The Holy Name of Jesus
The federal government tracks a lot of information, including “The Top 10 Baby Names” for any given year.[i]For baby girls, currently the most popular name is Olivia, followed by Emma, then Charlotte, Amelia, Ava, Sophia… and on it goes. For baby boys, currently the most popular name is Liam, followed by Noah, then Oliver, Elijah, James, William… and on it goes.
The naming of a baby is no accident, don’t you know? The child’s given name or names may be the continuation of a family’s heritage, or the opposite: a sign of a family’s wanting to start afresh with the birth of this child. The child’s name may express identity, or dignity, or hope, or gratitude. Sometimes names demarcate a family’s history. One of my nephews has a middle name “Taif,” which is Saudi Arabian, because he was born while his father (my brother) was working in the Persian Gulf. We are known, remembered, identified, and called by name.
As children grow up, they will name their belongings, and they will be in relationship with everything they name. Children will often take on new, imaginary names for themselves, and with the names, new exploratory identities. I remember one summer as a young camper far away from home, I told all my cabin buddies that they should call me “Butch,” because I was tough. (That’s probably hard to imagine….) It worked pretty well for a week at camp, but my new identity disappeared when I returned home to face my little brother. He certainly did not know me as “Butch”; he was still struggling to simply say “Curtis” or “Curt,” which he could not pronounce. What he could say was “Dirt.” “Hi Dirt!”, which hardly suited someone trying to be “Butch.” For names to last, they need to fit.
The Holy Name of Our Lord Jesus Christ
Phillipians 2:5-11 & Luke 2:15-21
After the long months of a pregnancy and the exceedingly dangerous experience of childbirth in the ancient world, bestowing a name upon a child must have been a deeply cathartic action. Even today, in the midst of the profound uncertainty that faces every new life, the moment a child’s name is first spoken aloud in his or presence signifies a new beginning rich with specific potential. The act of circumcision that accompanied – and still accompanies – the naming of a Jewish male child reminded the parents of a larger reality holding their new child in being: the ancient covenant between God and Israel. It situated the child on an axis of meaning both horizontally, in relation to his ancestors and his eventual offspring, as well as vertically, as a frail human creature in relation to the Maker of Heaven and Earth. Under normal circumstances, this was also the child’s first major wounding: the first shedding of blood.

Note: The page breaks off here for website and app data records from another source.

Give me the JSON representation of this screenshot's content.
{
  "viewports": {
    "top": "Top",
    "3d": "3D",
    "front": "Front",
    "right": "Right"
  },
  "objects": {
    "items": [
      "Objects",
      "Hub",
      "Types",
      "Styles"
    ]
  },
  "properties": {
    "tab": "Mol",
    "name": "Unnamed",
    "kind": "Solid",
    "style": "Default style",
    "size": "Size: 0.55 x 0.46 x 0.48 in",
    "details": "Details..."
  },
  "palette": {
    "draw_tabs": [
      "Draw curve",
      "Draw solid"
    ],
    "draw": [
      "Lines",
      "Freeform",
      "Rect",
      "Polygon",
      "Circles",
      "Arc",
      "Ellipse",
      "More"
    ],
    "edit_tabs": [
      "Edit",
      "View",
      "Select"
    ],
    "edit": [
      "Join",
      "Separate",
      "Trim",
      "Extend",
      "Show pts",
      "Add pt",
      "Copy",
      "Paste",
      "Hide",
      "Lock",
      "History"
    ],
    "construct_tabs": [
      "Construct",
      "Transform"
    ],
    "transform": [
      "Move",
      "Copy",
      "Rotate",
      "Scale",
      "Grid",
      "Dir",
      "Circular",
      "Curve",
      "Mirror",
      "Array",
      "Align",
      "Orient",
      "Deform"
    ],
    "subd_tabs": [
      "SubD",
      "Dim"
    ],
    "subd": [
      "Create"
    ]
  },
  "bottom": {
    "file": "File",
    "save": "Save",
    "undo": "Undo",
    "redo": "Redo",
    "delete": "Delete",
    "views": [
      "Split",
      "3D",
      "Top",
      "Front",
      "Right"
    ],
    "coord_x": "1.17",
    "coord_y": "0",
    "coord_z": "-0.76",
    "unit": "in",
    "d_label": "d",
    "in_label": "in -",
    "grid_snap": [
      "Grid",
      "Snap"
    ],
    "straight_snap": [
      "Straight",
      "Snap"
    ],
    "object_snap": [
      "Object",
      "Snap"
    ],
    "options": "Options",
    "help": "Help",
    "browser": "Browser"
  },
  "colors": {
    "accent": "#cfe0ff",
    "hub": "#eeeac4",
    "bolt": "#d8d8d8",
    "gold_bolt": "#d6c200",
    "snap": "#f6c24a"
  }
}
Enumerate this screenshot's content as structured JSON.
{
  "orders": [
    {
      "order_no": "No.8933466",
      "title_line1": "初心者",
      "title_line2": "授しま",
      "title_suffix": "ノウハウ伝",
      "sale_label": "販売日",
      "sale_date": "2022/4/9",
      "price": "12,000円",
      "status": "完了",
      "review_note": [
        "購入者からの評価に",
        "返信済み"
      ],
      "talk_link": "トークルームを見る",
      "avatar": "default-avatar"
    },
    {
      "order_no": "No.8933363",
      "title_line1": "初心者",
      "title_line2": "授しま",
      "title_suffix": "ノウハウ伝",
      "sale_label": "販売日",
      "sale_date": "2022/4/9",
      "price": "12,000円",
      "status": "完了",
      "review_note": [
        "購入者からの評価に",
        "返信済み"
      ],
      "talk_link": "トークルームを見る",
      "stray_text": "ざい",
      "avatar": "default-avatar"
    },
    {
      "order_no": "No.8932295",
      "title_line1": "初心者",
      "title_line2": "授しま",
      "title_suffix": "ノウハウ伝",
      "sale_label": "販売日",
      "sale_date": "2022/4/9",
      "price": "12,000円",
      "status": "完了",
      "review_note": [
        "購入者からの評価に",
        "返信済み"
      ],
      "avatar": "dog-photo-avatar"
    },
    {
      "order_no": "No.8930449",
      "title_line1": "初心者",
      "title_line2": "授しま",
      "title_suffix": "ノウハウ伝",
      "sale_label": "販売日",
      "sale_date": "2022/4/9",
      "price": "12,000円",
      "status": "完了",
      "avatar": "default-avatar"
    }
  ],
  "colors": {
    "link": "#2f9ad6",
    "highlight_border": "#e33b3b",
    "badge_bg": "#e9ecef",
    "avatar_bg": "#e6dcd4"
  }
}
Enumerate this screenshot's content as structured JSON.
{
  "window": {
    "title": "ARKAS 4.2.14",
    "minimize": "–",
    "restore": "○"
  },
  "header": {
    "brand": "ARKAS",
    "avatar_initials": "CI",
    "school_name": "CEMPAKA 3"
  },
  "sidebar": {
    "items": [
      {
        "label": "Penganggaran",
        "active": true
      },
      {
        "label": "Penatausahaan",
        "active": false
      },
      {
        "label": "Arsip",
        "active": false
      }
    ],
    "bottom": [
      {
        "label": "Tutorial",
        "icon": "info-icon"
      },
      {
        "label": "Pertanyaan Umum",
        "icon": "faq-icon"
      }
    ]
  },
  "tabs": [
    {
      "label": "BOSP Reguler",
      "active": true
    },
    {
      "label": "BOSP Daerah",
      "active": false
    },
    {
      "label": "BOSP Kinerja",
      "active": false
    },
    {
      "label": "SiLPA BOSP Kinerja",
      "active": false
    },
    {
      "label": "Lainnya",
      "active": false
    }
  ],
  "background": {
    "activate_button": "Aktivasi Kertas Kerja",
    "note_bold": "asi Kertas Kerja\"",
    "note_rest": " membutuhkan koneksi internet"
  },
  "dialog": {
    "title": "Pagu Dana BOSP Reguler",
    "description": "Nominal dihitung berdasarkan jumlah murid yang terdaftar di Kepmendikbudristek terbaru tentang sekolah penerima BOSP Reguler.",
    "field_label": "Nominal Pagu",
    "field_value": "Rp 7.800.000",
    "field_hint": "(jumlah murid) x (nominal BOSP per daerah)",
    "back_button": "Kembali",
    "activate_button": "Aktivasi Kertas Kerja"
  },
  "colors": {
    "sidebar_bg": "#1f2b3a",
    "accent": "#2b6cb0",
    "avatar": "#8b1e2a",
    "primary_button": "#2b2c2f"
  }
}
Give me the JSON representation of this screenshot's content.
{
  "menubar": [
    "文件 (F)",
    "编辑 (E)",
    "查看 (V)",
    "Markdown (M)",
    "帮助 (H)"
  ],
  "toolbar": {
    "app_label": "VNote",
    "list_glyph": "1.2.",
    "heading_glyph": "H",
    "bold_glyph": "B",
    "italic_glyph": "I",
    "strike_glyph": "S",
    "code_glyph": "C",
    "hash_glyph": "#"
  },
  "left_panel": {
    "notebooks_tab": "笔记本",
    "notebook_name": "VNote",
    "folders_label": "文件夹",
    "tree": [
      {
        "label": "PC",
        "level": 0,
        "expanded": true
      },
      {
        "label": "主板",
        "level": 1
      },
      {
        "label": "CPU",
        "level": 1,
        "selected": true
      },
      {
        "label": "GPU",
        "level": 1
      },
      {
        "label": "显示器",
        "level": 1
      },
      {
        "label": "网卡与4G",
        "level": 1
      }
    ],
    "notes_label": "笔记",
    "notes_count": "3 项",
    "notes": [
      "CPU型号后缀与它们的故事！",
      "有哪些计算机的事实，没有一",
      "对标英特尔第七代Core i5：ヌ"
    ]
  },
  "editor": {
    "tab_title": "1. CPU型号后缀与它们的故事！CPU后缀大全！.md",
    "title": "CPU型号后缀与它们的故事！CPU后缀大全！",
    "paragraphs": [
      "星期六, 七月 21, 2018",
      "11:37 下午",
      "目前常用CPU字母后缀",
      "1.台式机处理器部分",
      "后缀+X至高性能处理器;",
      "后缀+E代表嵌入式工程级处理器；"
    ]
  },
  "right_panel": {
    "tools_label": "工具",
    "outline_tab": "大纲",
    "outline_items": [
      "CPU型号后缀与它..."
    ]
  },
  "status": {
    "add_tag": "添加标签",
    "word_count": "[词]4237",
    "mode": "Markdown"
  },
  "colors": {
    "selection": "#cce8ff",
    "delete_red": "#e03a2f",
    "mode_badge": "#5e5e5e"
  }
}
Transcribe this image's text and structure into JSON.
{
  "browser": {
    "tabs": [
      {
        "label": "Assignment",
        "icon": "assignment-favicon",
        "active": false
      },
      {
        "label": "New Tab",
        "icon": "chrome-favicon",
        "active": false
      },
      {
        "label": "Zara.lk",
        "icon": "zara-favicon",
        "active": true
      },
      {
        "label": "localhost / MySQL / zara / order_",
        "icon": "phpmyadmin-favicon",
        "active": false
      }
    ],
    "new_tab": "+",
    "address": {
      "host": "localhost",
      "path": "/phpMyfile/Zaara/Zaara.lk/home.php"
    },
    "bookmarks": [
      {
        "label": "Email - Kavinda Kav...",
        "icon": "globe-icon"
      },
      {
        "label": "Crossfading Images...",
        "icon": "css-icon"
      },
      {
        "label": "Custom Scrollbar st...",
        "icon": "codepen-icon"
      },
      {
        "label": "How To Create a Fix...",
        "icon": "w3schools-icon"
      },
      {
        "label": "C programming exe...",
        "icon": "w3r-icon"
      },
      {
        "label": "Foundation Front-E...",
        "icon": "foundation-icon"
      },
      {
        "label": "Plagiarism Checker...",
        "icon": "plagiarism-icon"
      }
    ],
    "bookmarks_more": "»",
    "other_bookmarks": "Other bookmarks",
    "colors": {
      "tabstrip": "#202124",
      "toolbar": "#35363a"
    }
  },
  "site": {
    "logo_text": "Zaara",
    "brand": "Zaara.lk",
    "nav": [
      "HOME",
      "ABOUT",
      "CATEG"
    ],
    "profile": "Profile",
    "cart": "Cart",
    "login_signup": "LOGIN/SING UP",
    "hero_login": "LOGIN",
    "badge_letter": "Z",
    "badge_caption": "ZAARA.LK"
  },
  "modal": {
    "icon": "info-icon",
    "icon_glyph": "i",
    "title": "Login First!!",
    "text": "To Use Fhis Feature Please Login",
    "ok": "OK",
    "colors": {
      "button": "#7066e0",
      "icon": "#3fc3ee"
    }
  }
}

A Name and a Wound. A sign taken upon the lips and tongue, and a sign written upon the body. In any ordinary human life, these are gifts of inexhaustible significance. At the same time they are utterly common, shared by countless others. The Holy Name of Jesus and the first precious drops of Blood spilled from his human body have become fountainheads of meaning for the Church throughout the ages. But contrary to the impression we receive from so many Renaissance paintings, the inner significance of these events would have been entirely hidden to the casual observer. The cosmic task initiated by God through the angel Gabriel is now brought to faithful, obedient completion by Mary and Joseph. But though it was spoken by the lips of an angel, the name Yeshua was, after all, an incredibly common name. The act of circumcision enfolded him into the common life of the Jewish people. The eighth day after the nativity of this special child was a very special day in the life of his human parents. But it was an utterly ordinary day for everyone else.